A century ago, Spokane loved boxing. Amateur fight nights were held at boxing gyms, fraternal clubs and theaters around town.
On the national scene in 1921, no sports figure loomed larger than heavyweight Jack Dempsey.
Born in 1895 in Colorado, Dempsey began his professional career at age 19 and racked up an impressive win-loss record before winning the world heavyweight title Toledo, Ohio, in 1919. He defended his title twice before scheduling his biggest bout yet against French boxer Georges Carpentier, scheduled for July 2, 1921.

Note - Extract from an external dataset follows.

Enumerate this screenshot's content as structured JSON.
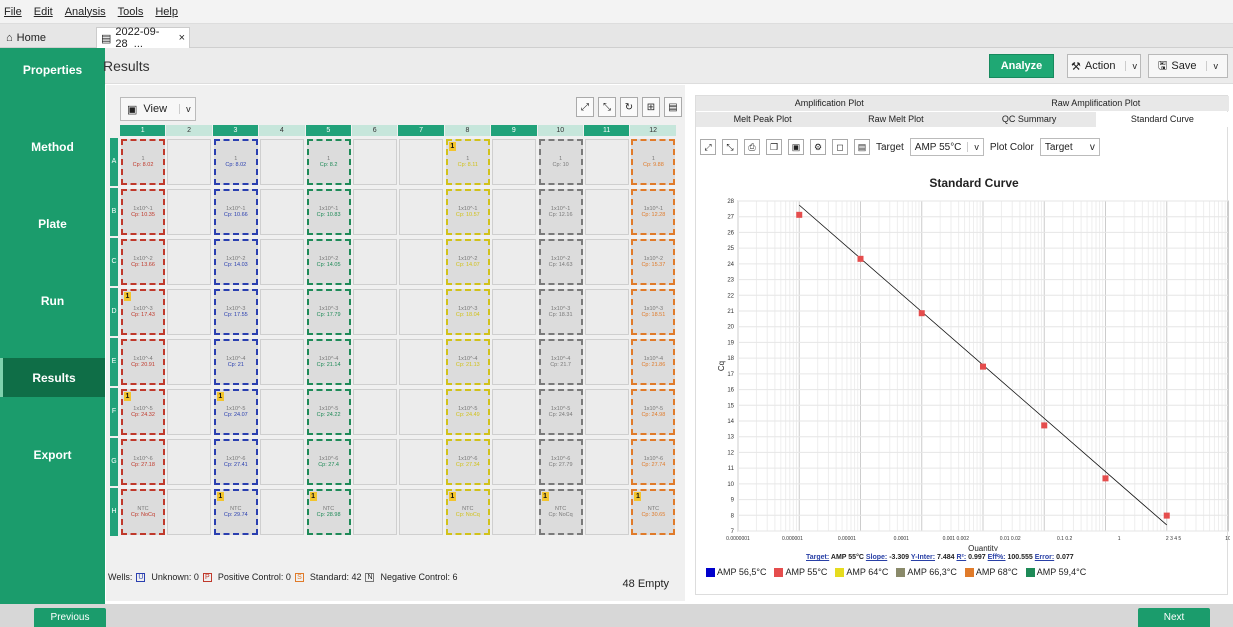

Spokane’s newspapers joined in the fight hype with dozens of Associated Press wire stories about the bout in Jersey City, New Jersey. The fight would be the first with a gate tally of over a million dollars. The RCA company set up a temporary radio station to broadcast the fight locally, making it one of the first sports broadcasts. The ring announcer’s words were sent nationwide by telegraph, and local announcers repeated the text in theaters, bars and public places.
Spokane had no radio stations. The Shady Camp Comfort resort on Medical Lake advertised that their Fourth of July weekend events included an announcer reading the telegraphic transcription. Joe Adams, a well-known Spokane boxing fan and owner of a downtown smoke shop, was chosen by the Spokane Daily Chronicle to read the telegraphed updates of the fight from a window on Monroe Street.
As the fight started on that Saturday morning, a crowd estimated to be 2,500 packed the street and traffic snarled outside the newspaper office. People sat on fenders and running boards of cars and listened.
Adams used a megaphone. The Spokesman-Review described the scene: “The fight announcer kept the crowd as interested even in the preliminary statements as if they were children listening to a fairy tale.” Women holding babies and men with shaving cream on their faces leaned out of apartment windows. “Faces were everywhere upturned, including small boys, sporting men with cigars that they were too excited to even chew.” The listeners “missed not one thrill of the fight thousands of miles away,” the newspaper wrote.
In the fourth round, Dempsey knocked Carpentier down, then knocked him out for good at 1:16 second mark of the round. With the announcement of Dempsey’s win, the crowd began to disperse and the street was clear within 10 minutes.
Spokane’s first two radio stations, KFZ and KOE, were licensed in 1922.